When guitar makers and players talk about tonewoods they are referring to the woods that are used on the back and sides of an acoustic guitar. Traditionally, the most used tonewoods have been rosewood and mahogany. Some other woods that have been used for many years are maple, koa, walnut, sycamore, and cypress. The latter two have most often been used on Flamenco guitars.
More recently, in the past fifteen years or so, guitar makers have sought out a wider variety of woods like sapele, ovangkol, cocobolo, myrtle, lacewood, cherry, and a host of others. The two main reasons for builders searching out different woods are; a growing shortage of quality traditional woods and the never ending search for different sounds.
It Sounds Like What?
Using words to try to describe differing subtleties of sounds in various tonewoods is not terribly satisfying compared to listening to them but we will make an attempt.
This is the grandaddy of all tonewoods for steel string guitars. It has been used since the 1800’s for its tonal qualities as well as its workability for the craftsman. It is extremely resonant across the tonal spectrum but is best known for strong, rich bass response. It is a dark brown wood with many subtle shades of red and green visible in the grain. Traditionally, very straight grained Brazilian Rosewood was the most desirable to make guitars. These days, however, highly figured pieces are used to make exotic looking high end guitars. Brazilian Rosewood has become extremely rare as it is considered an endangered species. These days in most countries, including the United States, it is very difficult to either import or export.

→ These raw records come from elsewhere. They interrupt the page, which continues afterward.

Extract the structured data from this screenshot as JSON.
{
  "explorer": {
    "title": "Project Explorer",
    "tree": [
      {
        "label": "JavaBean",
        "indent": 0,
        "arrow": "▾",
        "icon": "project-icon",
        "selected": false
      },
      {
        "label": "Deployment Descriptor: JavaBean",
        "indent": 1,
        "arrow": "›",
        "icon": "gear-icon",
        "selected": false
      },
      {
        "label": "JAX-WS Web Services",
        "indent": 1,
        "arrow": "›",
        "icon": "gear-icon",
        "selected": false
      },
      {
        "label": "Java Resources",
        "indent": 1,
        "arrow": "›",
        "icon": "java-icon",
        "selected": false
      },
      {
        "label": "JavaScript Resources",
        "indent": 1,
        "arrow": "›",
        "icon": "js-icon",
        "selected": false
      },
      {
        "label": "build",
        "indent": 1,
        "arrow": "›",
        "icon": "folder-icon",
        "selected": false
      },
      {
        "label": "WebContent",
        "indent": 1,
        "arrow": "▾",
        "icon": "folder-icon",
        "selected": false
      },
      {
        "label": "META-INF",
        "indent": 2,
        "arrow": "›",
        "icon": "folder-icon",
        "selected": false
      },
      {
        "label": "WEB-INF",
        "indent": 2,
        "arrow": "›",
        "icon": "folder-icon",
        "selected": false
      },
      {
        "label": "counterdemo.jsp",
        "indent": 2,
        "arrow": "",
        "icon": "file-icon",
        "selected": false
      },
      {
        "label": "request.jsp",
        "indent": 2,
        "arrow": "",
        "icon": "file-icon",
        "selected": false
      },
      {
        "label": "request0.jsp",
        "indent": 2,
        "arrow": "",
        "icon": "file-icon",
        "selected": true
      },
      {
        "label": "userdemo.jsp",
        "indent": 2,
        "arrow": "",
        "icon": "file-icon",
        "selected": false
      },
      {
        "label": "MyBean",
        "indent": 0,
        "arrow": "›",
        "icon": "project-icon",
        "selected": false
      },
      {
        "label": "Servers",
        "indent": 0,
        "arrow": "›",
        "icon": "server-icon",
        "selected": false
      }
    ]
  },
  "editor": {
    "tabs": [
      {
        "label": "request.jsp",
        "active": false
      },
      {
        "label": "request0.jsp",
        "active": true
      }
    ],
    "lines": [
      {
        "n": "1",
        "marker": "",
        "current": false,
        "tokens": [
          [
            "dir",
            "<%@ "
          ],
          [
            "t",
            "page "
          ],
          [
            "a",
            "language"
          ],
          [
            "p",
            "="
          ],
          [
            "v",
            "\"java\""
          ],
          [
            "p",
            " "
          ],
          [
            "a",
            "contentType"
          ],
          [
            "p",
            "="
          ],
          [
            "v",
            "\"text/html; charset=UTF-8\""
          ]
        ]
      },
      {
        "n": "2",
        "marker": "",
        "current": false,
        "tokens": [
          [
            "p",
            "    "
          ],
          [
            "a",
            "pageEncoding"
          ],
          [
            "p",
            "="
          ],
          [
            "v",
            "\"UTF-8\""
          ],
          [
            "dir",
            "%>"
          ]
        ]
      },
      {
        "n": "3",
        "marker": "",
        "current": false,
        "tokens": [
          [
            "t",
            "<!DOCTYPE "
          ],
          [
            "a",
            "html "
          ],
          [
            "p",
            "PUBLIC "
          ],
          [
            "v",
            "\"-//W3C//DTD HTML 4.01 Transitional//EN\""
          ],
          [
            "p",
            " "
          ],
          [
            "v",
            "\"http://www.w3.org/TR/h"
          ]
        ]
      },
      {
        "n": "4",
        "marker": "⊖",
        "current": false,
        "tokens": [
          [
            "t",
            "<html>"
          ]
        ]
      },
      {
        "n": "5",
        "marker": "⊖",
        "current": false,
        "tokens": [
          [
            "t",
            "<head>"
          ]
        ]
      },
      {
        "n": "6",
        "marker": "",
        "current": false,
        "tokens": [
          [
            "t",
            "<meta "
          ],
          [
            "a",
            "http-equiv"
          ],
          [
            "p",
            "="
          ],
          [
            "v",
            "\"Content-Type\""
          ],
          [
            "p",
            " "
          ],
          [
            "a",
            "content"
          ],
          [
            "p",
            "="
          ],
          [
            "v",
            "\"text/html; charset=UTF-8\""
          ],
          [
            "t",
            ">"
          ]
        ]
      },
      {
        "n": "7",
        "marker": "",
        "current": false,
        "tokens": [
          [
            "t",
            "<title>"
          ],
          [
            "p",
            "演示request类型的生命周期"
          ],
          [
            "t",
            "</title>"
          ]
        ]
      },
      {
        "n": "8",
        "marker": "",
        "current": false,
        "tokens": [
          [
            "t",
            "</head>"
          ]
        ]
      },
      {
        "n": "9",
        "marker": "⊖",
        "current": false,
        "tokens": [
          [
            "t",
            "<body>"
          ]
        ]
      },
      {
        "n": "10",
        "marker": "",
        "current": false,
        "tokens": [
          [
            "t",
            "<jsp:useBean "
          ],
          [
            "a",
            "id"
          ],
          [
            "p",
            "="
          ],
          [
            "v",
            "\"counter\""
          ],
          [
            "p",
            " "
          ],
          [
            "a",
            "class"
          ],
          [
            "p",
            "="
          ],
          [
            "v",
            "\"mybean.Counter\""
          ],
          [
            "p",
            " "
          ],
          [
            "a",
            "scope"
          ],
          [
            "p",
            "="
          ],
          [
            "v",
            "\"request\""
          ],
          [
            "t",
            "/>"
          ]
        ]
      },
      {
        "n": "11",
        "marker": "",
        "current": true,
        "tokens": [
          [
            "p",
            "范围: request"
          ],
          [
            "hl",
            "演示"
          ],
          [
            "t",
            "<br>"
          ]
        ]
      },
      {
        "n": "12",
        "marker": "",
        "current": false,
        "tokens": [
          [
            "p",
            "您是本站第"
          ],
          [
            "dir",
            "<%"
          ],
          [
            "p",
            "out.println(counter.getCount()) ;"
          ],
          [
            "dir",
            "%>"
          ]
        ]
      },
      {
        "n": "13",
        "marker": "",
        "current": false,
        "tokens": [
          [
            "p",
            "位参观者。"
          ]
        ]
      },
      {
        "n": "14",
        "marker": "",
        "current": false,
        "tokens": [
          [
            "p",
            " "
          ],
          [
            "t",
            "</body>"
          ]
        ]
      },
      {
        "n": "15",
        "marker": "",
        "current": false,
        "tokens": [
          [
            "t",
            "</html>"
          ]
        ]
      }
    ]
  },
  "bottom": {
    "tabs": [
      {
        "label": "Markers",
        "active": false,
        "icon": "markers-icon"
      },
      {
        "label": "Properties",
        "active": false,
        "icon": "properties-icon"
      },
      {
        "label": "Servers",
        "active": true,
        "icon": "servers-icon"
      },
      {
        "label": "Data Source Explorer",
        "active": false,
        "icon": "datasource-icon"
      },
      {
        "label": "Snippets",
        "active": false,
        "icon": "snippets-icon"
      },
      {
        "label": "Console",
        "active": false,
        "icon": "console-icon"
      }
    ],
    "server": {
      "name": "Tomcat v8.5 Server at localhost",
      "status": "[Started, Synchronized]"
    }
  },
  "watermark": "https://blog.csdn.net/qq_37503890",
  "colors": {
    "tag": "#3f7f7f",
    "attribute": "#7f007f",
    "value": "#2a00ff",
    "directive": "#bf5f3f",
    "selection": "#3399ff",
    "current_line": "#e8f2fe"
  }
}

This is a close cousin to Brazilian Rosewood and it has many of the same characteristics both visually and tonally. These days, if you hear that a new guitar is rosewood it is almost a certainty that it is Indian Rosewood.
There are many varieties of mahogany but the best kind for guitar makers comes from Honduras and other parts of Central America. It is a brighter sounding wood than rosewood. Some people describe it as a “more immediate” sound. It is a light brown colored wood with very homogenous grain. It is extremely strong and also physically lighter than rosewood. As a result, it is often used in necks of guitars so the guitar has a good balance from the headstock to the body.
This is a very hard, light colored wood that has been used by instrument makers for over 400 years. It can have very beautiful lines running across the grain that are referred to as tiger stripes or highly flamed maple. It is a very bright and bell-like tone. Violin makers have been using maple for centuries. It first became popular in the steel string guitar world in the 1920’s when it was used by the folks at Gibson Mandolin and Guitar Company in Kalamazoo, Michigan. It just so happened that they were surrounded by forests of old growth maple trees which made some great sounding instruments. These days, because of its bright, trebly sound, maple is often used on jumbo bodied guitars so they don’t end up sounding too tubby.
A very exotic looking wood with multi-colored grain patterns and a gorgeous overall deep caramel color. It is grown only in Hawaii so there has never been large quantities of it available to instrument makers. It is characterized sonically by a strong mid-range and treble response. Koa has always been the go-to wood for traditional ukulele builders but it also make a great sounding(and looking) guitar.
But That’s Not All
Naturally, the kind of tonewood used is just one of many factors that determines the overall sound of a guitar. Other factors include: